Exercise objective: All entries must come back exactly as given, with no pictures in the copy.

The input:
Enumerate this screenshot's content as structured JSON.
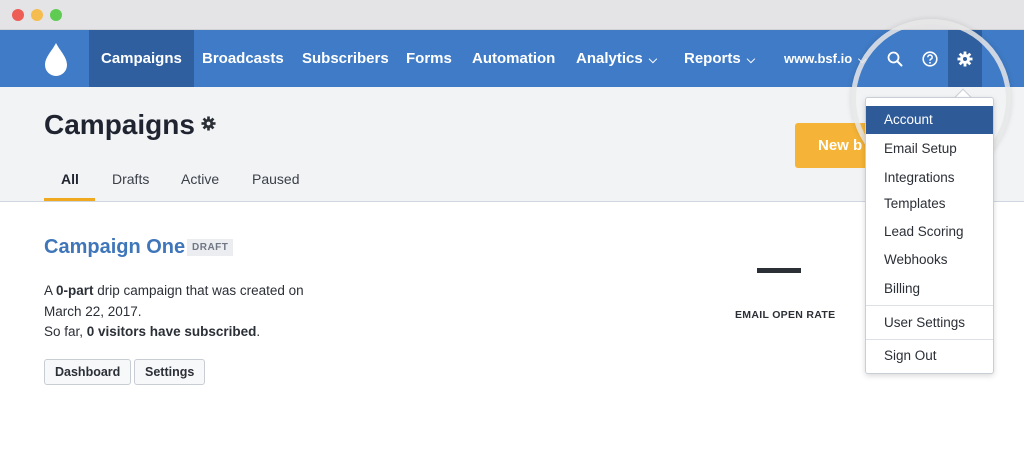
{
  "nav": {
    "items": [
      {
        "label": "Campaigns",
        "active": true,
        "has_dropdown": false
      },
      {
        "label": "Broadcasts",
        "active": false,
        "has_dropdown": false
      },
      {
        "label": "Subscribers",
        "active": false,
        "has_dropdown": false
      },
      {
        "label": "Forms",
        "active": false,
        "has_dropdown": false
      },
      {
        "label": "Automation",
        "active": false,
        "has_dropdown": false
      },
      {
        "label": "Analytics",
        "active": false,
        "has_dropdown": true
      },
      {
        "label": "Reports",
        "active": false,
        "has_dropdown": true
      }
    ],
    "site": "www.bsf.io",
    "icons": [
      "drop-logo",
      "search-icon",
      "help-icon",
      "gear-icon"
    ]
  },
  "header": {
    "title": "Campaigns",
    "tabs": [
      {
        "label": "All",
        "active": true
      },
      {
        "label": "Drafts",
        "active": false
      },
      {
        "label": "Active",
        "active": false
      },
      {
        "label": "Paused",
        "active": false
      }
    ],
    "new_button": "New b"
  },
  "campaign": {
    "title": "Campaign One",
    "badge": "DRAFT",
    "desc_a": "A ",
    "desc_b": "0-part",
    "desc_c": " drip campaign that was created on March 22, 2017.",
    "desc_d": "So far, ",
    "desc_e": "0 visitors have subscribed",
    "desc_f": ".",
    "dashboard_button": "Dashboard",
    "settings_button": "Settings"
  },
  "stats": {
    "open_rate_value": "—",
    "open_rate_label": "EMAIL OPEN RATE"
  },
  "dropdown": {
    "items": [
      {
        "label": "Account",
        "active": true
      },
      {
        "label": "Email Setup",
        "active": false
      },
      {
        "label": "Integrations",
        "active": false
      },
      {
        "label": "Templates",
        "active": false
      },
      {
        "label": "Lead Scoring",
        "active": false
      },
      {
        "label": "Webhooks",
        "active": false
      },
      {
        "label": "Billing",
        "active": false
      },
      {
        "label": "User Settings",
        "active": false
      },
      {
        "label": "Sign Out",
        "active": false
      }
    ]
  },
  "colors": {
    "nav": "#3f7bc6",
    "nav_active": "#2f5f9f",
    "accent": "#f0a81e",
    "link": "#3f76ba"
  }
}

Task output:
Enumerate this screenshot's content as structured JSON.
{
  "nav": {
    "items": [
      {
        "label": "Campaigns",
        "active": true,
        "has_dropdown": false
      },
      {
        "label": "Broadcasts",
        "active": false,
        "has_dropdown": false
      },
      {
        "label": "Subscribers",
        "active": false,
        "has_dropdown": false
      },
      {
        "label": "Forms",
        "active": false,
        "has_dropdown": false
      },
      {
        "label": "Automation",
        "active": false,
        "has_dropdown": false
      },
      {
        "label": "Analytics",
        "active": false,
        "has_dropdown": true
      },
      {
        "label": "Reports",
        "active": false,
        "has_dropdown": true
      }
    ],
    "site": "www.bsf.io",
    "icons": [
      "drop-logo",
      "search-icon",
      "help-icon",
      "gear-icon"
    ]
  },
  "header": {
    "title": "Campaigns",
    "tabs": [
      {
        "label": "All",
        "active": true
      },
      {
        "label": "Drafts",
        "active": false
      },
      {
        "label": "Active",
        "active": false
      },
      {
        "label": "Paused",
        "active": false
      }
    ],
    "new_button": "New b"
  },
  "campaign": {
    "title": "Campaign One",
    "badge": "DRAFT",
    "desc_a": "A ",
    "desc_b": "0-part",
    "desc_c": " drip campaign that was created on March 22, 2017.",
    "desc_d": "So far, ",
    "desc_e": "0 visitors have subscribed",
    "desc_f": ".",
    "dashboard_button": "Dashboard",
    "settings_button": "Settings"
  },
  "stats": {
    "open_rate_value": "—",
    "open_rate_label": "EMAIL OPEN RATE"
  },
  "dropdown": {
    "items": [
      {
        "label": "Account",
        "active": true
      },
      {
        "label": "Email Setup",
        "active": false
      },
      {
        "label": "Integrations",
        "active": false
      },
      {
        "label": "Templates",
        "active": false
      },
      {
        "label": "Lead Scoring",
        "active": false
      },
      {
        "label": "Webhooks",
        "active": false
      },
      {
        "label": "Billing",
        "active": false
      },
      {
        "label": "User Settings",
        "active": false
      },
      {
        "label": "Sign Out",
        "active": false
      }
    ]
  },
  "colors": {
    "nav": "#3f7bc6",
    "nav_active": "#2f5f9f",
    "accent": "#f0a81e",
    "link": "#3f76ba"
  }
}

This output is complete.